What the task asks:
In the entries below, find the string "explorer" and return each line holding it.

Data:
-*-*-
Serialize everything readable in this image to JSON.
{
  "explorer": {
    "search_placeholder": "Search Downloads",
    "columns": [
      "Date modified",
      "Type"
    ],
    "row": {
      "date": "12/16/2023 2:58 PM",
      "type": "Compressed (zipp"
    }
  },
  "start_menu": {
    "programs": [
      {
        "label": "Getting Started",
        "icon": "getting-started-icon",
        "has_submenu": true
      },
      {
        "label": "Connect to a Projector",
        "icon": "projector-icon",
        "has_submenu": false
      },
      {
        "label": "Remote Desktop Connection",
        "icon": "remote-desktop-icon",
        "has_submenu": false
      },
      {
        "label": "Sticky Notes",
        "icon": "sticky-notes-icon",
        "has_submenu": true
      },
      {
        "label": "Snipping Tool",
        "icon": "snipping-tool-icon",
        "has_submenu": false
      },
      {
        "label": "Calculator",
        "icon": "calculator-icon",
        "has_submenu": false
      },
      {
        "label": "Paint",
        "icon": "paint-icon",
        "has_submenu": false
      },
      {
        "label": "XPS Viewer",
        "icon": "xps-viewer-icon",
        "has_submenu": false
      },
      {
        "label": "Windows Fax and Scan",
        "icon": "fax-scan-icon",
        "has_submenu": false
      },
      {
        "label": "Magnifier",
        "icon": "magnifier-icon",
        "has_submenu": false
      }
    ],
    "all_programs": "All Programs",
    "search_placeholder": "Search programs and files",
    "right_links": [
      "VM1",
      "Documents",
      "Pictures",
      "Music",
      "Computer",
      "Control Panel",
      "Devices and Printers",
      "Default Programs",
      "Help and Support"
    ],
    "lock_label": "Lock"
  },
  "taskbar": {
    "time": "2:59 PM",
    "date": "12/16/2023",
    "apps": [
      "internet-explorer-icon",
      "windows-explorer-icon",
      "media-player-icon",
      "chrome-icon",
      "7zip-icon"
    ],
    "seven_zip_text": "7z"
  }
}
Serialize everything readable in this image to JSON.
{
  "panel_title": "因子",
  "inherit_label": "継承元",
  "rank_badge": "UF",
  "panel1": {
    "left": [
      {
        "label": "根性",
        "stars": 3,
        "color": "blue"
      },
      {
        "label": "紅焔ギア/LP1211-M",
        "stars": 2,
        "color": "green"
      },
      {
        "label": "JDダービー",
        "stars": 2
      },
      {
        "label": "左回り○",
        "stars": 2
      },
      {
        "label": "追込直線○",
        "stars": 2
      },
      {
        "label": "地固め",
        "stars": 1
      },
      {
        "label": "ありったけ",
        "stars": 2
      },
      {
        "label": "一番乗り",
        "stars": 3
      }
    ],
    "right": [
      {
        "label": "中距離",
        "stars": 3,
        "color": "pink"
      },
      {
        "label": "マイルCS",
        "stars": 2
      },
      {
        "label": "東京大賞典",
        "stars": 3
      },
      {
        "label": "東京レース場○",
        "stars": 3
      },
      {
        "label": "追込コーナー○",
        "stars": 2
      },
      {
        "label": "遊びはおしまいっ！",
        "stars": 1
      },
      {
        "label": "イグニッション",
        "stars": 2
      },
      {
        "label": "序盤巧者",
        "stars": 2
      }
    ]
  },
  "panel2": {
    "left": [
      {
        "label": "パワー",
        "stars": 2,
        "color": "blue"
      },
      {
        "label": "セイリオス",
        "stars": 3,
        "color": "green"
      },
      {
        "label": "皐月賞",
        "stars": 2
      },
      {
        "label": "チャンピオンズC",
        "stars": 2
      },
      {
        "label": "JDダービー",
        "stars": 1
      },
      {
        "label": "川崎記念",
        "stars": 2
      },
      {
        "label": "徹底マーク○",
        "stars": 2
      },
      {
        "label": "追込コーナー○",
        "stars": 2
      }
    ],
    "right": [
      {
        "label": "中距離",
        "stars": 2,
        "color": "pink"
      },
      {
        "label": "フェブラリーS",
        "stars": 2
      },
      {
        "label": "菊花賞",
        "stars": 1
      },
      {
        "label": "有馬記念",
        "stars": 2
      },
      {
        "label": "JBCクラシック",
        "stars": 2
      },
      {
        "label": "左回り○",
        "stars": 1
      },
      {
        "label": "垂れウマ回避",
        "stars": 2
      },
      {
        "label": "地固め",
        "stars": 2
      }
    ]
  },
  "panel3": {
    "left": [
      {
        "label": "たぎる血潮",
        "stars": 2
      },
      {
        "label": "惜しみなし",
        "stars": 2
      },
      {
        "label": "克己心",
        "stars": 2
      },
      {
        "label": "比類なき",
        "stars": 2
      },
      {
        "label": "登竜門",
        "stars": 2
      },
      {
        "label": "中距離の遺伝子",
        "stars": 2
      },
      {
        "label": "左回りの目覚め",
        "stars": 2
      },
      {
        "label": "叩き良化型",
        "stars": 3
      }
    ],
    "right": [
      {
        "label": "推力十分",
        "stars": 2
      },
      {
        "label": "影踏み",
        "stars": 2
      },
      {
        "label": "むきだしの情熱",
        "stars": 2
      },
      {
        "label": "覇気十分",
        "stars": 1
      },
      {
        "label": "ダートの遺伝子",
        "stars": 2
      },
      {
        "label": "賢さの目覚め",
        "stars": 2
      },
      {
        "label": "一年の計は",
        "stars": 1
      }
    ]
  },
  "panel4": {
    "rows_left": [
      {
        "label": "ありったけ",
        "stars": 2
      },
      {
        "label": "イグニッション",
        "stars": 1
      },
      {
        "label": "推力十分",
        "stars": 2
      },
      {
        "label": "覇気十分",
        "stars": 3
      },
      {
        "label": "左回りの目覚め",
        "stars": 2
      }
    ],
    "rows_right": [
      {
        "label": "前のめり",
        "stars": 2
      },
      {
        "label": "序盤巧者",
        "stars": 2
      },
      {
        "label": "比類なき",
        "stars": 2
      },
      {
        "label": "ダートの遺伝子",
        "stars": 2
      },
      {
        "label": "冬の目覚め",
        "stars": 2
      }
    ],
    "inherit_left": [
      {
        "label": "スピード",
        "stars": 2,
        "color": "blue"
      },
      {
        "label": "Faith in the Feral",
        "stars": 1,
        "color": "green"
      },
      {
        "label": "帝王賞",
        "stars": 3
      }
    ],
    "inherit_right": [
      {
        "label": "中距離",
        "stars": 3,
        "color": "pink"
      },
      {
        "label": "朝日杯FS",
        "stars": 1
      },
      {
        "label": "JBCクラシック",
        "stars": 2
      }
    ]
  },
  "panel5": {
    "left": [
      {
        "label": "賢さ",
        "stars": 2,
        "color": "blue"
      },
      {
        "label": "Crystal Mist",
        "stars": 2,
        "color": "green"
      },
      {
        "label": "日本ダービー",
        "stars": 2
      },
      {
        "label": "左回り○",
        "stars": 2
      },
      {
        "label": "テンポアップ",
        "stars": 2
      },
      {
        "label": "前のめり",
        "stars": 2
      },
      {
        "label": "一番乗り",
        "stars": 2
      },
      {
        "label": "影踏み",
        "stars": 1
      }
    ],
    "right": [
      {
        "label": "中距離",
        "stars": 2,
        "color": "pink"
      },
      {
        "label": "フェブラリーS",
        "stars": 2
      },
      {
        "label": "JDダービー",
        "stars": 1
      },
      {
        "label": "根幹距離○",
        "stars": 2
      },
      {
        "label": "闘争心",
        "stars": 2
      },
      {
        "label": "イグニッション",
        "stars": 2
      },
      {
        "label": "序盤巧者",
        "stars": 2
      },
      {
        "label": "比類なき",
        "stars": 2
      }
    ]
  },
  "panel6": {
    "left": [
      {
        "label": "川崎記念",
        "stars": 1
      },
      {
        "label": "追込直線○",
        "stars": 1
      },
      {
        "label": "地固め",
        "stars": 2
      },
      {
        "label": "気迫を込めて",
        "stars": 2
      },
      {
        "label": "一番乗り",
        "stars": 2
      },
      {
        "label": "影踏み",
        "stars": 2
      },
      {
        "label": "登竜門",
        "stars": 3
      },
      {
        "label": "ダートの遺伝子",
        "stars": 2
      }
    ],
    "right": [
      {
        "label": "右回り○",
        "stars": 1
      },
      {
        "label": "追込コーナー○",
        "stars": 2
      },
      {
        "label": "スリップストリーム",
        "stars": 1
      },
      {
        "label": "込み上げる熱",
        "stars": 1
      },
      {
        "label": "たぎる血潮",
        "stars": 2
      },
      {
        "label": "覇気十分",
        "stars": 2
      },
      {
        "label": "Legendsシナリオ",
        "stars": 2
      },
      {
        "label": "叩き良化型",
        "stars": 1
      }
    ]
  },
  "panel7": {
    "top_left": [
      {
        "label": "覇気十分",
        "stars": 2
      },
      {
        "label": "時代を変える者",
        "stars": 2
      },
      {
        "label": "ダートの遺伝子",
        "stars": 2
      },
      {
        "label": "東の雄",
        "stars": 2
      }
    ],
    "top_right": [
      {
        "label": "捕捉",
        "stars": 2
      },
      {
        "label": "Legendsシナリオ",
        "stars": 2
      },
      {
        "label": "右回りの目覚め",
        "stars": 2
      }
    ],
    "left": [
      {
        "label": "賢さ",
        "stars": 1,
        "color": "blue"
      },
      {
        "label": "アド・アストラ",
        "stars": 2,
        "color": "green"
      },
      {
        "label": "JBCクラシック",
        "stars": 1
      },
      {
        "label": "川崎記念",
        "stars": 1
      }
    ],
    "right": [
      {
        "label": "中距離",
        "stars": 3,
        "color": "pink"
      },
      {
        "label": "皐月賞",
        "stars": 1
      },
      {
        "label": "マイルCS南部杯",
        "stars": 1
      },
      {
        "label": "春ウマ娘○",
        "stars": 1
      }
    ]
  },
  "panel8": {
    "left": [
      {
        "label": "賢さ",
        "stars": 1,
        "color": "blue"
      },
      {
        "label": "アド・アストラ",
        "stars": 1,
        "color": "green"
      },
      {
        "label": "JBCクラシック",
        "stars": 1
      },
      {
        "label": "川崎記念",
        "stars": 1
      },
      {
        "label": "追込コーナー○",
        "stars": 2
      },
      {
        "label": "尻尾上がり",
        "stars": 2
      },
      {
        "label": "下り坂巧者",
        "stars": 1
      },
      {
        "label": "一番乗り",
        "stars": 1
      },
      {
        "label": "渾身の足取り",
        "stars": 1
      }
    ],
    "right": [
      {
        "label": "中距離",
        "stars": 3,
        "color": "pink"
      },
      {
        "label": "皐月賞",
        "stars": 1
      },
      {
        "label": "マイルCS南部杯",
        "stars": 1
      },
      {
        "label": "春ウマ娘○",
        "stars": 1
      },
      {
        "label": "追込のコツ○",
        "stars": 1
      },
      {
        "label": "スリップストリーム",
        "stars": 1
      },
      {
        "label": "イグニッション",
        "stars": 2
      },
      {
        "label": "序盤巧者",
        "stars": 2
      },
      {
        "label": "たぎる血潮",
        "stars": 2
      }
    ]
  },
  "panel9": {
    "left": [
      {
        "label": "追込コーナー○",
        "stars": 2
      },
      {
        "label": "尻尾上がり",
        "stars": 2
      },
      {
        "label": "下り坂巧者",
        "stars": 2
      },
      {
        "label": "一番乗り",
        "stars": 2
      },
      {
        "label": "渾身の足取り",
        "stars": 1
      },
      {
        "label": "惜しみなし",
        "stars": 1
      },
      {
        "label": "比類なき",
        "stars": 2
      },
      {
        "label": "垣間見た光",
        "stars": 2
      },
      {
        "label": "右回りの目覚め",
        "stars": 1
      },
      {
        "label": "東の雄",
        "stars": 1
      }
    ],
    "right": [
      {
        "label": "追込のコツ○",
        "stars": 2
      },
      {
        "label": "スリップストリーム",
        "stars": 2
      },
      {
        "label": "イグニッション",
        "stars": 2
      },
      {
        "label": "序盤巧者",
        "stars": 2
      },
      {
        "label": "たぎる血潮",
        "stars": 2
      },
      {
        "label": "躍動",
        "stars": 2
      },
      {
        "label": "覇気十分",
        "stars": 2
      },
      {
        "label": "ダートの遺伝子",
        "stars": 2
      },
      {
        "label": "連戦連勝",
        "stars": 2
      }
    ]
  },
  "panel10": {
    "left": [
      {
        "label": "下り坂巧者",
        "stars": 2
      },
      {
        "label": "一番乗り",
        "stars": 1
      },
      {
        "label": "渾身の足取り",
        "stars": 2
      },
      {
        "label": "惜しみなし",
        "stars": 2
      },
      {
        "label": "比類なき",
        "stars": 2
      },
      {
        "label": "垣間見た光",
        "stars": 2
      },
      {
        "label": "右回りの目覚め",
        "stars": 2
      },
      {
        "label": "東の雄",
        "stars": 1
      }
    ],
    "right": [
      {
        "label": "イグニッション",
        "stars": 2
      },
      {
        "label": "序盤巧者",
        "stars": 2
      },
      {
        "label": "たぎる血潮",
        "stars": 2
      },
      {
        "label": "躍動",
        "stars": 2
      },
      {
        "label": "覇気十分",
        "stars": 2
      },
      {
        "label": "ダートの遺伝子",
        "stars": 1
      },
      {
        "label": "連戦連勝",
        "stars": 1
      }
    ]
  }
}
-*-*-
Solution to this problem:
  "explorer": {
      "internet-explorer-icon",
      "windows-explorer-icon",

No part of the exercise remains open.